In  Korn v. New Castle County, (Del. Supr., March 30, 2007, revised April 17, 2007), read opinion here,  the Delaware Supreme Court reversed the Chancery Court, and  the High Court ruled that the "common benefit" exception to the American Rule would apply in Delaware to allow attorneys’ fees to be awarded to a taxpayer who successfully argued that New Castle County was improperly amassing surplus funds. After suit was filed, those surplus funds were used to pay certain current expenses. The "common benefit" basis for awarding fees is often used in  business enterprise litigation where, for example, a shareholder recovers funds that benefit the entire corporation.

The court noted that the equitable principle on which the common fund exception is based, is that all members of a class should not be unjustly enriched by the efforts of one person. This exception that allows fees to be awarded, requires that: (i) the claim be meritorious when filed; (ii) the action benefit an identifiable group; and (iii) the benefit be causally related to the lawsuit. There is a rebuttable presumption that if action is taken by the defendant that moots the complaint, then the benefit was causally related to the lawsuit, as here.

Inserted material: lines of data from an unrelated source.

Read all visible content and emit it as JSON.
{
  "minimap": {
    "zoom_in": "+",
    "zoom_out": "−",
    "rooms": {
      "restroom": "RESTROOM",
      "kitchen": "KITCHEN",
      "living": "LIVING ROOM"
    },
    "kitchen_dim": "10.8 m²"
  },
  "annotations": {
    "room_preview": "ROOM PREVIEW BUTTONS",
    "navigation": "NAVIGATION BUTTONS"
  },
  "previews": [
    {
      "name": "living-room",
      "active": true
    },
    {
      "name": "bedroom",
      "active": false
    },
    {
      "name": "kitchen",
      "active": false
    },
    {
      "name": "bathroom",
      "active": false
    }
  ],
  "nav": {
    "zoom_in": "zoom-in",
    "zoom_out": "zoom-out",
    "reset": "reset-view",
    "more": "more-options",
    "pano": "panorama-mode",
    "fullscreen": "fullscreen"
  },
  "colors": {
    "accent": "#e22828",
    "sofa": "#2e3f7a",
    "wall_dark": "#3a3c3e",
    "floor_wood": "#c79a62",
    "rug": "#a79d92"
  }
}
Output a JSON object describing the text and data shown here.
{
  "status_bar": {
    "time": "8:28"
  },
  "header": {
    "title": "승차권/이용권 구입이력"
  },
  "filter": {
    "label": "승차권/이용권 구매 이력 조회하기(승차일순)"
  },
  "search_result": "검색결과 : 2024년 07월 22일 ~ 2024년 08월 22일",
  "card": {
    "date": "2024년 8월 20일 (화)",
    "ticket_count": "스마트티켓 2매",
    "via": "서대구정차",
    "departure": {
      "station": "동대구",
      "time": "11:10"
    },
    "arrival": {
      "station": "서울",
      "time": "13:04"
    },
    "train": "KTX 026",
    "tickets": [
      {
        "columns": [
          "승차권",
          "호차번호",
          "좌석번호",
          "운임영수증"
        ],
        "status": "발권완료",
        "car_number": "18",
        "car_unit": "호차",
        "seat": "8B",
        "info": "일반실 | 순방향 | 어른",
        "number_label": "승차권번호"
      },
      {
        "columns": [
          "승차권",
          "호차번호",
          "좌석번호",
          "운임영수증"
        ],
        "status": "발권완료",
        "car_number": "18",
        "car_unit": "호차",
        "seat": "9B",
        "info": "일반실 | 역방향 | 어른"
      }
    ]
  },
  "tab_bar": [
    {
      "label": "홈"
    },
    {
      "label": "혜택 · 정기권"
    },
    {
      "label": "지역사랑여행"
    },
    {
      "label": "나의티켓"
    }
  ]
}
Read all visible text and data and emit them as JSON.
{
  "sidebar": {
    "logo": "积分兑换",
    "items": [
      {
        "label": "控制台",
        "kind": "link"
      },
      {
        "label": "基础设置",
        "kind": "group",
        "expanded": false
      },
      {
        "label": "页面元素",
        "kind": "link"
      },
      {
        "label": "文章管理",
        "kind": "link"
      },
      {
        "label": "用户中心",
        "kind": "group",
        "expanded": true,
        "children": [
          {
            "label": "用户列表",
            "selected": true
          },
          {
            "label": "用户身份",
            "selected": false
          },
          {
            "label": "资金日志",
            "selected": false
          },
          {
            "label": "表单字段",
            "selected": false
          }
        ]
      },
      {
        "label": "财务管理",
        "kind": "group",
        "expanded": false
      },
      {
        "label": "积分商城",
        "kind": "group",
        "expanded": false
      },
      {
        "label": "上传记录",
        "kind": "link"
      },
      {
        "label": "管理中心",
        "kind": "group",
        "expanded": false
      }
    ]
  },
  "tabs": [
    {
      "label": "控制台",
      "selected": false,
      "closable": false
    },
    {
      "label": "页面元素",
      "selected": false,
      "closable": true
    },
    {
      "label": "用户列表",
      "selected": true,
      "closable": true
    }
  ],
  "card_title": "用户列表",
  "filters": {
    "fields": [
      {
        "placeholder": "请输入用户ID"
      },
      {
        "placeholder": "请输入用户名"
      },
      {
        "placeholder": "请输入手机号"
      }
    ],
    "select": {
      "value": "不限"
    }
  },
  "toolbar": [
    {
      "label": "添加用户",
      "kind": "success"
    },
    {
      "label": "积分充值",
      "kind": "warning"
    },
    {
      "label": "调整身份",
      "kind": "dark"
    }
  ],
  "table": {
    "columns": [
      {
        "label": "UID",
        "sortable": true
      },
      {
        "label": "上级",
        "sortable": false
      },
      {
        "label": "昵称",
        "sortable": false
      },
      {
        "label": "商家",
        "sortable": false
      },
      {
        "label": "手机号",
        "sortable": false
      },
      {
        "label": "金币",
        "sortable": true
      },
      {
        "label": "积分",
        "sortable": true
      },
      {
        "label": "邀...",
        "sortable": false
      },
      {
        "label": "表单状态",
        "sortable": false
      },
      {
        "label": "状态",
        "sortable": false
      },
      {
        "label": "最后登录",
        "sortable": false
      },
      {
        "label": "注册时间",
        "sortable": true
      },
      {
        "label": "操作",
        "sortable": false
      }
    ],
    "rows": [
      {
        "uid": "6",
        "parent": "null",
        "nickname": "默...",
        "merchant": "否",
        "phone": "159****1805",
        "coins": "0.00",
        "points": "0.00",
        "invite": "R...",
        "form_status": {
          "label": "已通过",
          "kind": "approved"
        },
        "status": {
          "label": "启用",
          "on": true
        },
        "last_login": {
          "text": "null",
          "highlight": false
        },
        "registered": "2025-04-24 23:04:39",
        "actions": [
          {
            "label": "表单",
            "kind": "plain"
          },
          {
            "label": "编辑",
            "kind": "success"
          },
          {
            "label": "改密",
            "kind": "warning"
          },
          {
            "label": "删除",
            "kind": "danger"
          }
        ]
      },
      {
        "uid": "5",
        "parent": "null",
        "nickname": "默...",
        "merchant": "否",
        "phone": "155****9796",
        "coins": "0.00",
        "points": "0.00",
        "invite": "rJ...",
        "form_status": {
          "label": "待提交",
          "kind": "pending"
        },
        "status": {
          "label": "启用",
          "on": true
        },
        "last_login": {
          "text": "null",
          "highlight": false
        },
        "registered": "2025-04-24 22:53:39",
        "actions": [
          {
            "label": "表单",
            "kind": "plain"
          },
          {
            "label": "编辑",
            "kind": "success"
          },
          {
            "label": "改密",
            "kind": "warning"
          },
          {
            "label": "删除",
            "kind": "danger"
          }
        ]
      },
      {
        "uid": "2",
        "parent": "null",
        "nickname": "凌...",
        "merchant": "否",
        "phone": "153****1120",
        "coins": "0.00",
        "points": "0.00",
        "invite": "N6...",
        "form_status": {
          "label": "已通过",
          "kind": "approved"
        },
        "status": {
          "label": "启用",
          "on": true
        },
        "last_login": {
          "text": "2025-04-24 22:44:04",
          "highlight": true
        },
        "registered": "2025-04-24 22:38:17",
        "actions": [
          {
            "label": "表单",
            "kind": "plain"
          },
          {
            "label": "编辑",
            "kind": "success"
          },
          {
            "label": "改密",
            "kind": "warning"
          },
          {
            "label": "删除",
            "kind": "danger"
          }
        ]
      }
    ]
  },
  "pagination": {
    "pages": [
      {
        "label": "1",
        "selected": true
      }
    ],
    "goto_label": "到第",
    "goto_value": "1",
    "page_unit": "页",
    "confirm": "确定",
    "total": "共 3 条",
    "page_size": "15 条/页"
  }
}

The case was remanded to Chancery Court for a determination of an amount of legal fees to be awarded that would be reasonable in relation to the benefit conferred.